In response to such accusations El-Abnoudi comments that "all political regimes try to co-opt writers that are capable of reaching the masses. Salah Jahin, for example, was very useful to the Nasser regime as he was able to reach ordinary people in a way that the politicians could never aspire to do."
In the mid-1970s the late Egyptian president Anwar Sadat declared himself a great admirer of El-Abnoudi's writing and gave instructions that Egypt's radio and TV stations should broadcast the poet's work. However, when Sadat made his famous visit to Jerusalem to address the Israeli Knesset in 1977, inaugurating his peace initiative with Israel, El-Abnoudi attacked him vehemently in a number of popular poems collected in his book The Forbidden and the Legitimate, which was first published in Beirut in 1979 and later reprinted in Egypt following Sadat's assassination in 1981.

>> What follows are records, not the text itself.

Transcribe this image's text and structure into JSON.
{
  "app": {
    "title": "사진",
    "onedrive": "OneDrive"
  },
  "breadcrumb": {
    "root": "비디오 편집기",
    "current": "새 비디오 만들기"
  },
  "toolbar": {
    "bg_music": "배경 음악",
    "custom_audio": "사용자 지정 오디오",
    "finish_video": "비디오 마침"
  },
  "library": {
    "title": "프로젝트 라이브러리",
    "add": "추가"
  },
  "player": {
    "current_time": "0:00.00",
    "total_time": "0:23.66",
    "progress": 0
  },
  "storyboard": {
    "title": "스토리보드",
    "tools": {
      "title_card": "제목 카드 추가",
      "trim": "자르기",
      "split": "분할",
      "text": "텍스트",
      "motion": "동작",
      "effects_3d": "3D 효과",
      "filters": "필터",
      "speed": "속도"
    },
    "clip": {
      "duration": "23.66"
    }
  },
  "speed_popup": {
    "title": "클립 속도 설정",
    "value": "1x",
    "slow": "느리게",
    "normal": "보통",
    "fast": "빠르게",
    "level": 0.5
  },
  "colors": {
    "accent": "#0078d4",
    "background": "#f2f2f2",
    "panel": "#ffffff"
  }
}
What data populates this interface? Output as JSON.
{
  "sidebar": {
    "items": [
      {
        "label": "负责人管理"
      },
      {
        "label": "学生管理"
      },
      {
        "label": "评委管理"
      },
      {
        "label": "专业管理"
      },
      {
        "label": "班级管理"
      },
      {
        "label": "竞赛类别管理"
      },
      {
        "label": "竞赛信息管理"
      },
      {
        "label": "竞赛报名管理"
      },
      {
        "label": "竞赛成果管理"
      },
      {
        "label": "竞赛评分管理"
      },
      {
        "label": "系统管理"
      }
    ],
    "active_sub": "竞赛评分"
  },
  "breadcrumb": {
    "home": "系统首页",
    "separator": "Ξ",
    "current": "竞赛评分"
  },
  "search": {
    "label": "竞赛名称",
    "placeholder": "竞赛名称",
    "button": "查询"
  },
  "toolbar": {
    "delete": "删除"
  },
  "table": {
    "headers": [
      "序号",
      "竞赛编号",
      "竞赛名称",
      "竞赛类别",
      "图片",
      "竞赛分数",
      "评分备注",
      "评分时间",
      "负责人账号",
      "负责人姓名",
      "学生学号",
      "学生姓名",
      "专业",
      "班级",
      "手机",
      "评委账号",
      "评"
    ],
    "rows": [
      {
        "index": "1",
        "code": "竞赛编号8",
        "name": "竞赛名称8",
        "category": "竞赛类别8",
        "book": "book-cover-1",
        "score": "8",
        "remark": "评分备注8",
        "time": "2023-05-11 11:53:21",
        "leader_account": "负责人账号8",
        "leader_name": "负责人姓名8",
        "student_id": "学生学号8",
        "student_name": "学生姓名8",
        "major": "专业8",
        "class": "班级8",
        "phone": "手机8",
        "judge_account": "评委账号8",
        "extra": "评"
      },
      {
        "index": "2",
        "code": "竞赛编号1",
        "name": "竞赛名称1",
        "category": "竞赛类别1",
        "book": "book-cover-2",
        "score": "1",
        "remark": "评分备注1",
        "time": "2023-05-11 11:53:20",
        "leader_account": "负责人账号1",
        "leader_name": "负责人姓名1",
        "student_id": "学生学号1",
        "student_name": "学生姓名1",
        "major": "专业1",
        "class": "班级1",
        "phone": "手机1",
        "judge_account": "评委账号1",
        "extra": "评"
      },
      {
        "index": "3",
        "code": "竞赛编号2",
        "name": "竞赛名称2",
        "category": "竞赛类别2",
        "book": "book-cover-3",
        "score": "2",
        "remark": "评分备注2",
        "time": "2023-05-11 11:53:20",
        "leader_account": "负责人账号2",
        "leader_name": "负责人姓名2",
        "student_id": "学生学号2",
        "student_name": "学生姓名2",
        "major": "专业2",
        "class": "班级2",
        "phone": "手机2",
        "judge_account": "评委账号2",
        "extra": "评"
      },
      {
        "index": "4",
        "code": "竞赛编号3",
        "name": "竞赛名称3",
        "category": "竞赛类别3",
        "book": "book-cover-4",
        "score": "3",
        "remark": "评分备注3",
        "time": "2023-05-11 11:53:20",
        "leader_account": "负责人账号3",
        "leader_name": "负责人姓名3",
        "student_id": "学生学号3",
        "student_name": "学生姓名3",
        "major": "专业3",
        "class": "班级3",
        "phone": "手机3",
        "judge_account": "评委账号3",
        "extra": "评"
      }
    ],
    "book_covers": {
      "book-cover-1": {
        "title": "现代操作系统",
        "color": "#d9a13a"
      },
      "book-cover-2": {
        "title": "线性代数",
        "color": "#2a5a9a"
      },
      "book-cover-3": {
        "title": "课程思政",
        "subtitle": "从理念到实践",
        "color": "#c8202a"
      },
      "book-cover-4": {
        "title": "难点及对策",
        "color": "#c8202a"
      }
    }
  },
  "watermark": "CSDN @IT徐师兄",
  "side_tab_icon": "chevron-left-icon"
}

"Sadat tried to co-opt me, but he failed," El-Abnoudi says. "I don't believe in redundant sacrifices, but when there is a sacrifice to be made for the sake of principles I am the first to make it. If you had been living in Egypt on the eve of Sadat's visit to Jerusalem, you would have felt a stranger to your own people and to all that you believed in. It was the enthusiasm with which many people in Egypt greeted Sadat's initiative that made me write my poem 'No Doubt One is Mad,' in which I restated what was obvious to me but apparently was not obvious to many of the people around me: that this move on the part of Sadat was capitulation not peace."
Another way of understanding El-Abnoudi's periodic political loud interventions -- he is presently leading a campaign against corruption in the country, this month giving a long interview to the Egyptian daily Masry El-Youm in which he denounces what he describes as the "policies of pauperization" pursued by the country's ruling party -- is to compare him with another great Egyptian writer, the late short- story writer Youssef Idris.
Of the latter El-Abnoudi once wrote that "we used to accuse him of being an opportunist when he bowed down to the dictates of power, but then he would surprise us by being an unrestrained revolutionary. We thought he was only playing with fire, but then we saw him consumed by fire before our eyes. He was like the fires in the villages that rage without any apparent logic, and then die out, equally illogically. When the time comes for 'seasons of a loud voice,' I find myself yearning for this master of 'gipsy uprisings'."
Some months after your 70th birthday, a belated happy birthday to you, dear Abdel-Rahman, and, as the Arabic saying has it, "may your voice always ring loud" and true.
Ebb and Tide
I shall say it bluntly:
I am afraid of dying before I see
And qualities change.
Before I see
Those at the back
The front seats, and smiling.
Afraid of dying, and the thought dying with me
Of the victory of everything I loved.
Afraid that everything I hated will never be
Extracted from the poem 'Ebb and Tide' collected in Ordinary Sorrows.
Good evening to you sunset
As we both depart,
Determined to go far
Like two palms shrunken with cold, like winter roses.
It's not an easy thing for the sun
To discover, as it departs,
that nothing remains of the day.
[only faces glimmering and fading:
hard to tell whether they are rising or falling]
Leaving behind some threads,
Trampled in the dust
By khamseen riddles.
Was gulped down,
Concentrating a whole world
And swallowed when the opportunity came.
Now it's the fear of the sunset
That makes writing run away.
And the beginnings of aspiration
Lies frustration and
The will to confront,
And the inability to write.
All boats leave
As the story of the sea is tumultuous.
Anyone wanting an easier journey
Shouldn't count every wave,
Shouldn't forget to smile
When groans temporarily fade
As the harbour collects the wounded at dusk.
If only I could believe there was a boat
Before the fog descends.
Perhaps I could regain
And be prepared for writing.
Extracted from the poem 'Writing' collected in Ordinary Sorrows.